[[ TASK INPUT, beginning ]]

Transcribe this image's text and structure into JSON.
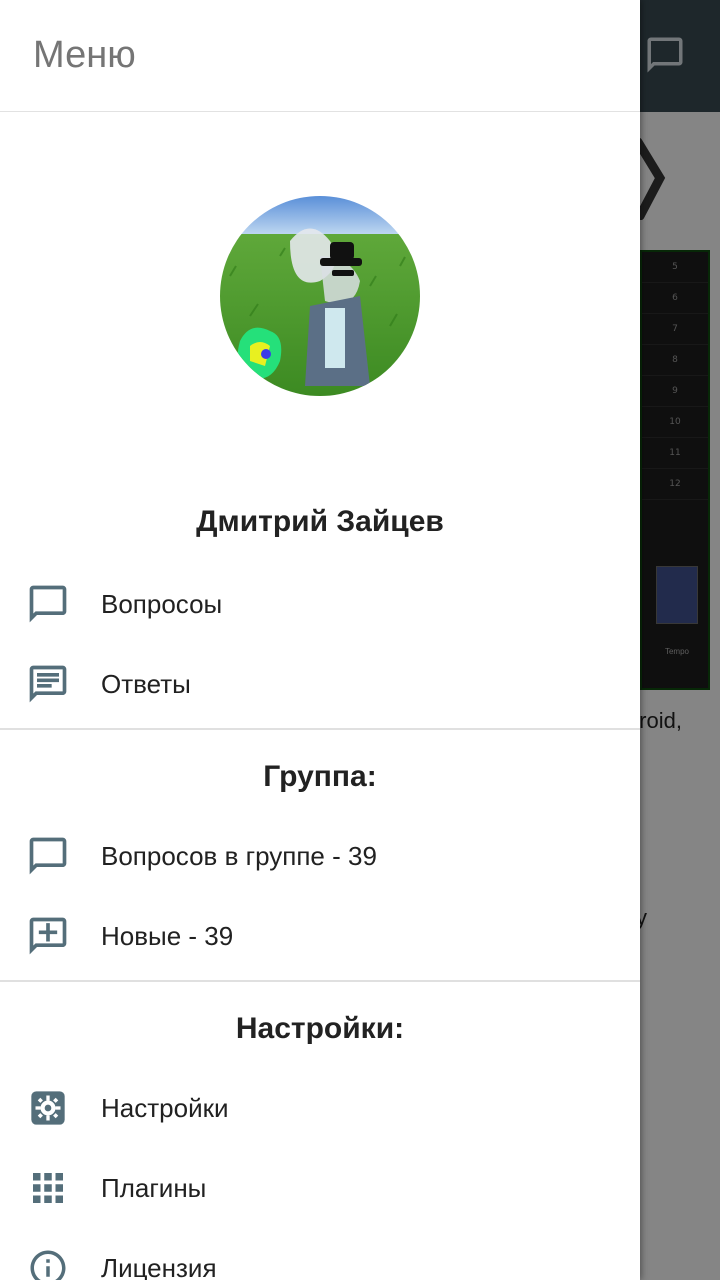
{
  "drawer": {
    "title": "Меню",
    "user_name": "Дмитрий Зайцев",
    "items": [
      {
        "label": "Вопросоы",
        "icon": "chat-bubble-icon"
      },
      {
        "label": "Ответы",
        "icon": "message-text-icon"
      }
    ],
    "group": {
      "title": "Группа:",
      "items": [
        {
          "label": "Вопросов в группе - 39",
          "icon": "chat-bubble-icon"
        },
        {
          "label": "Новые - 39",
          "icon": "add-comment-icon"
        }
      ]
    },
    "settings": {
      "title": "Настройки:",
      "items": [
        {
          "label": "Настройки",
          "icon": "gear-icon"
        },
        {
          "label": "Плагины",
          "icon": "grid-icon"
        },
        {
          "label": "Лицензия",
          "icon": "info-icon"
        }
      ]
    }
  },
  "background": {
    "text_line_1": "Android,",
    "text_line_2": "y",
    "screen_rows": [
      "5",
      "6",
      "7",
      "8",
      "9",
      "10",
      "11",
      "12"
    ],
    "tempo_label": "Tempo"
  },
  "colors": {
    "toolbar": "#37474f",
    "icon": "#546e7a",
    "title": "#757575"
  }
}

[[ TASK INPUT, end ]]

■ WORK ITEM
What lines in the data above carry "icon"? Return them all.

■ RESPONSE BELOW
        "icon": "chat-bubble-icon"
        "icon": "message-text-icon"
          "icon": "chat-bubble-icon"
          "icon": "add-comment-icon"
          "icon": "gear-icon"
          "icon": "grid-icon"
          "icon": "info-icon"
    "icon": "#546e7a",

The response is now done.